Given entries: Begin
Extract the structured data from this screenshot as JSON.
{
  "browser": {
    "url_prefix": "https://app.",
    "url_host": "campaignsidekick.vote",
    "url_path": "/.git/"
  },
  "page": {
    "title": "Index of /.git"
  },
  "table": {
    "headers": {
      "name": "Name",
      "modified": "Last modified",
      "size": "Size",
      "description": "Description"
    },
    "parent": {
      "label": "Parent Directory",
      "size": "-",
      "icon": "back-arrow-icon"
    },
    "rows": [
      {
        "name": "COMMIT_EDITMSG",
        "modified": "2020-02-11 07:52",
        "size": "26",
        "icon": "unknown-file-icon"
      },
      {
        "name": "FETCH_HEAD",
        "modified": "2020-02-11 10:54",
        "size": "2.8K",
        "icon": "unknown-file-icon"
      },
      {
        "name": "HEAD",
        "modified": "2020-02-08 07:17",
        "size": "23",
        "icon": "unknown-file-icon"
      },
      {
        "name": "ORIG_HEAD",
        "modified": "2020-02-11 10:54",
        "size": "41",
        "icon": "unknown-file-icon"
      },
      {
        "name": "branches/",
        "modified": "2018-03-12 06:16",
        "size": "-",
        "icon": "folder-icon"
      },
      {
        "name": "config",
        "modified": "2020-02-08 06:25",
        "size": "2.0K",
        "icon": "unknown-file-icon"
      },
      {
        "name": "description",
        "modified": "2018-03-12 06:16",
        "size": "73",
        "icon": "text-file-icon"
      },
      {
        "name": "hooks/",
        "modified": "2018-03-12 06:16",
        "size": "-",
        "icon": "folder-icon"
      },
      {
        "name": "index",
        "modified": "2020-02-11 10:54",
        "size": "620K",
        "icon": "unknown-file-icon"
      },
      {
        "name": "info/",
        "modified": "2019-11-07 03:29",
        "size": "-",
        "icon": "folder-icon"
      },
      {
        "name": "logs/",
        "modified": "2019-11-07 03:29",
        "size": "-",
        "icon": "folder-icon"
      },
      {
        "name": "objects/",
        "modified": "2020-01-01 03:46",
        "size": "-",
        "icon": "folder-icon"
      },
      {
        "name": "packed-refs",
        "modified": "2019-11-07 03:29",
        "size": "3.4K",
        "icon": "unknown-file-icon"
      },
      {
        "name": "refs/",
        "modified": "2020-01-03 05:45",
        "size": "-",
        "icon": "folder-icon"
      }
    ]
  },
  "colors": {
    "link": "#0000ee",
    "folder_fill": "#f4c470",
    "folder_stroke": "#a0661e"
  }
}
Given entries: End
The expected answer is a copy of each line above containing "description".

__Response__
      "description": "Description"
        "name": "description",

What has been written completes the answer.